Want to watch tears flow? Then all you have to do is watch the death scene in the movie The Champ. Instead of having a child beg his alcoholic, washed up boxer of a father not to die, why didn’t they just stop the movie and pour onion juice into the eyes of the people in the audience? For years, I thought Ricky Schroder would never outlive the role of a crying kid. But, as sad as that was, it is not the saddest I have seen.
It is extremely hard to watch Russell Crowe as a proud Jim Braddock taking his hat off to beg for money in the movie Cinderella Man. Man, Crowe made the tears flow in this movie as a down-on-his-luck former boxer turns to begging and moving foodstuff on the docks to keep his family fed. Crowe was at his best when he apologizes to his former manager for begging. Could you shed more tears if someone shot your dog? Even so, it too is not at the top of my saddest scenes list.
Do you remember the scene in the hotel in the movie Warrior when Paddy Conlon, a recovering alcoholic and father of MMA fighter Brendon Conlon, portrayed by Nick Nolte has his world crumble when his son tosses coins in his face? Nolte hardly said a word during the scene, but his eyes exhibited the pain he felt at that moment. Still, this is not the saddest scene on my list.
Mickey Rourke gave an undeniably tremendous performance in the movie The Wrestler that was worthy of an Oscar for Best Actor. Audience members were tearing up before the end of the movie as Rourke, playing the part of Randy “The Ram” Robinson showed the sadness of a life spent valuing the wrong things. The scene on the Boardwalk when he says, “I’m an old, broken down piece of meat. And I’m alone” rips your heart out. But, once more, this is not the saddest scene I have watched in a sports movie.
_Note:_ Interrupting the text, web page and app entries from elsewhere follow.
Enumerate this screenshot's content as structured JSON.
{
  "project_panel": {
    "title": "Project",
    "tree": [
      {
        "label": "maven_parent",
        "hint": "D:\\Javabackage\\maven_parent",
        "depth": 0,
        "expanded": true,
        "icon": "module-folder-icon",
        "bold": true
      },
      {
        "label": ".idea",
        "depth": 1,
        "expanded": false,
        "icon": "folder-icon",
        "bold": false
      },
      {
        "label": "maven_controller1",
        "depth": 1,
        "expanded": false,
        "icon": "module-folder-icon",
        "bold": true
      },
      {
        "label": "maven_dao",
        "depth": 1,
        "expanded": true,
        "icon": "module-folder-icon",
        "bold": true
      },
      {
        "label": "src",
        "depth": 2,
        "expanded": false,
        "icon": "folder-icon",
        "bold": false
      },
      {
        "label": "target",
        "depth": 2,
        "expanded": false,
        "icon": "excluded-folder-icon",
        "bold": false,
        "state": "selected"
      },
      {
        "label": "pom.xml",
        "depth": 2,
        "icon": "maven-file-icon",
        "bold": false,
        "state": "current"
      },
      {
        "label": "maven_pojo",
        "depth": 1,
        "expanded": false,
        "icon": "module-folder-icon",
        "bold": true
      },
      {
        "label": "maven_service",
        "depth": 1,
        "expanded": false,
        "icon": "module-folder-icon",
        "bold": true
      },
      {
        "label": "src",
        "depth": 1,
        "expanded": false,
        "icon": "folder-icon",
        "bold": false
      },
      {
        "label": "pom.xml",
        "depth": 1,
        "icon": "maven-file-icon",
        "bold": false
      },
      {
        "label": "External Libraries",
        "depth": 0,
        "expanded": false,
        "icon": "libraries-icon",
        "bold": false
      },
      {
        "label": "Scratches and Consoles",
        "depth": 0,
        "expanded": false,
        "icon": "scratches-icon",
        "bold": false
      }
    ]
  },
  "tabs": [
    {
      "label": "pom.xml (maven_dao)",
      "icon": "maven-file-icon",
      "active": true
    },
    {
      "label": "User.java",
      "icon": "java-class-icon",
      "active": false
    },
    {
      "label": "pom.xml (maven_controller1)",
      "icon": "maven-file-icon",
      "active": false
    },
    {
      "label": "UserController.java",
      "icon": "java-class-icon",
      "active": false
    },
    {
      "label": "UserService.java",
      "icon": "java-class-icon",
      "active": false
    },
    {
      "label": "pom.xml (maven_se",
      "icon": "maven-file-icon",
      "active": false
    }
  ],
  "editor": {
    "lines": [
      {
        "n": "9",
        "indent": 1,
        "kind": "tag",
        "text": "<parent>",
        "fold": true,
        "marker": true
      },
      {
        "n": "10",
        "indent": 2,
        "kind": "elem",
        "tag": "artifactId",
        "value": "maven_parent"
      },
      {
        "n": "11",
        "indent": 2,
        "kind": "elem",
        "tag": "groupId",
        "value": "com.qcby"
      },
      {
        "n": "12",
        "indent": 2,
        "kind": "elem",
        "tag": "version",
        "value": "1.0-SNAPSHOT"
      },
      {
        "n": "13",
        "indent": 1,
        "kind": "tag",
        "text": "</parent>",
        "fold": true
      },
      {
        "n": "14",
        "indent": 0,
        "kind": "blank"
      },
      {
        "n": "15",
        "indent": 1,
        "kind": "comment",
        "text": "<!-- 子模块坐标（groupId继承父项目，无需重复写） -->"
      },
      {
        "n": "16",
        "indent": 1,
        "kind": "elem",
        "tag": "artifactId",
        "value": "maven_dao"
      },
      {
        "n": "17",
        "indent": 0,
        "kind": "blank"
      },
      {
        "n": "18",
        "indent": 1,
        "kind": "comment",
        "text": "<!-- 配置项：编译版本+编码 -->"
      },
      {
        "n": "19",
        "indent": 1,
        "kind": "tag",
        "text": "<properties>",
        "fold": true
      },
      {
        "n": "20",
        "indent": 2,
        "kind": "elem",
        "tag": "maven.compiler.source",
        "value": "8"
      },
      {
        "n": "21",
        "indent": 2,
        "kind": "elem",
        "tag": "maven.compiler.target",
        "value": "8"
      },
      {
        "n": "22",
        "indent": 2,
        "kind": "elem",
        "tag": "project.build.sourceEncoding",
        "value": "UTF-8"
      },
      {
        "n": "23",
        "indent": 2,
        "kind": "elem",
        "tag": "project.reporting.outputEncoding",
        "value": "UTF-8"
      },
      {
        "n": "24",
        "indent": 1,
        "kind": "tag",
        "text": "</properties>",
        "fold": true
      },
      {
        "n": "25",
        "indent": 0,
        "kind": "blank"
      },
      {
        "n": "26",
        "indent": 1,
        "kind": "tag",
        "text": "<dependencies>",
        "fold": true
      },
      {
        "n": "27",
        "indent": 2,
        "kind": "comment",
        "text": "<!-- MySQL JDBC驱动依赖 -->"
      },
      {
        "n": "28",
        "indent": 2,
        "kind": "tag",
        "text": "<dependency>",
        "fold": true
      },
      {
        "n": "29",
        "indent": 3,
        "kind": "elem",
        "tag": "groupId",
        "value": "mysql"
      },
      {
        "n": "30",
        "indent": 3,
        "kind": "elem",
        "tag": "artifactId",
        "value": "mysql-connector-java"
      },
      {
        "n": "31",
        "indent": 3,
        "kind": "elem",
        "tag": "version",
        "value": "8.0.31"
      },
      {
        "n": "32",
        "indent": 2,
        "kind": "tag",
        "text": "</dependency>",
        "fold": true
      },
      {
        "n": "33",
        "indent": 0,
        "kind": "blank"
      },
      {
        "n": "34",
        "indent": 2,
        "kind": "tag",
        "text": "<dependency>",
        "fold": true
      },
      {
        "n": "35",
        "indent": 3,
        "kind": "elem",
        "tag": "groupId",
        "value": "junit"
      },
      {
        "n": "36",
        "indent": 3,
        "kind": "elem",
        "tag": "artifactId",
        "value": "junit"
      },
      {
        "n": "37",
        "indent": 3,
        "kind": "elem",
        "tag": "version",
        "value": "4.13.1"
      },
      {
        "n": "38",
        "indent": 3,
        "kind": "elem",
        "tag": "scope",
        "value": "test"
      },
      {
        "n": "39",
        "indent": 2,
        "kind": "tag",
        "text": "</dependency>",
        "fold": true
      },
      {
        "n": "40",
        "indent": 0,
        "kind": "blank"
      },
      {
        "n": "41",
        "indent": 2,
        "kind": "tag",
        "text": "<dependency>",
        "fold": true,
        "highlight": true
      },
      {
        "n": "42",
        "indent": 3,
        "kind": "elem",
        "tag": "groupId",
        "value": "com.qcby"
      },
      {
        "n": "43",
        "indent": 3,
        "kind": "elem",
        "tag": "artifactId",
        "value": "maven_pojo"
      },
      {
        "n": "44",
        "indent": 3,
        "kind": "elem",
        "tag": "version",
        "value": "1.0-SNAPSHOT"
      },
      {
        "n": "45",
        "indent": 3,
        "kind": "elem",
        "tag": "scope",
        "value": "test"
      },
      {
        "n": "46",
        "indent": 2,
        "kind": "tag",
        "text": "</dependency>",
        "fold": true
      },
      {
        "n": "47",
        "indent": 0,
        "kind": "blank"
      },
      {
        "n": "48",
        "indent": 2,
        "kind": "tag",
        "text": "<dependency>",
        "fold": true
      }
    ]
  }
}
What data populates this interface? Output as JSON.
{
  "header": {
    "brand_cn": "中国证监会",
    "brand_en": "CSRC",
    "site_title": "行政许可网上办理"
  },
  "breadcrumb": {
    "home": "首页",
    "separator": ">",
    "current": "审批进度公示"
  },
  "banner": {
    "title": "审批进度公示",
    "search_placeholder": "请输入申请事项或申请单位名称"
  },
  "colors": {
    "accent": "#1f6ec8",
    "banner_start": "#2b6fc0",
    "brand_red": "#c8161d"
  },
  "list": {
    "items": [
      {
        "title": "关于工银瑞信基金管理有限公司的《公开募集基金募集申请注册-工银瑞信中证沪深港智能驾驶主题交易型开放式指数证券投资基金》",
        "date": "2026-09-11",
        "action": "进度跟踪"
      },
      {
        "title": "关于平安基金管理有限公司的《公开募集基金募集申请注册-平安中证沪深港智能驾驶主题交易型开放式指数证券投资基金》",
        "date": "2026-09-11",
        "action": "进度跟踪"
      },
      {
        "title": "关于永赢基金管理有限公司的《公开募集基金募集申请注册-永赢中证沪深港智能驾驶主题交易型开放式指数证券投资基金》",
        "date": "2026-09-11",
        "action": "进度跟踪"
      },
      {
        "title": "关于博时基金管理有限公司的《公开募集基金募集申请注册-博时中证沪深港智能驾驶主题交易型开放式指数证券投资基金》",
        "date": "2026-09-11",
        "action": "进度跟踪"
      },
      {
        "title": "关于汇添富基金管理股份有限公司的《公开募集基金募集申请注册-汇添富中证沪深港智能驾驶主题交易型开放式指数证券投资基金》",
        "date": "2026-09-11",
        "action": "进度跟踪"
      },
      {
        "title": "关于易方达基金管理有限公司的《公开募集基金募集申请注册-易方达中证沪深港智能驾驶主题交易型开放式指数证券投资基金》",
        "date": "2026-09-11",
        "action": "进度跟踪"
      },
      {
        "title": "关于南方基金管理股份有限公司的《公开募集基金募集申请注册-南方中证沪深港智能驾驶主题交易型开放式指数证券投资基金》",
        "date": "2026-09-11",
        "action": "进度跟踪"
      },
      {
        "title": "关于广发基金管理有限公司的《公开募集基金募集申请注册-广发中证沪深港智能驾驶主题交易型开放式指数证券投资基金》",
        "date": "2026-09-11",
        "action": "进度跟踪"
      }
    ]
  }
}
In the movie Remember The Titans, the hospital scene with the exchange between Gerry Bertier, who was paralyzed in an automobile accident, and his former enemy Julius Campbell is a real tear jerker. Campbell struggles to hold things together for his friend, but he cannot hide the fear he has for his friend. If you thought you would leave the theater with dry eyes, that scene ended all hope. But, it is not the saddest scene on my list.
All of the previous scenes were in big screen productions with big name stars. The next one was a television movie in 1971 and the two guys playing the leads were still relatively unknowns – James Caan and Billy Dee Williams. Had this movie been produced later in their careers, it would have been a major motion picture and probably challenged for several Oscars. It is the last scene in the movie that made hundreds of thousands of men rediscover their tear ducts with the words, “I love Brian Piccolo . . . and I want you to love him, too.” This made for television movie, Brian’s Song, was the tale of Chicago Bears teammates Gale Sayers and Brian Piccolo, who in spite of racial lines became friends. While battling those who felt their race should keep them apart from each other, there was a bigger foe the two had to fight as cancer strikes Piccolo in his early career.
I could have floated out of my living room when Williams, as Gale Sayers accepting the George Halas Most Courageous Player award tells the committee it selected the wrong man. I do not care how many times I have seen the movie, the tears just seem to flow. Now, that is the saddest scene in sports movies ever in my opinion.
Mark Clark is a local sports writer for The Citizen of East Alabama.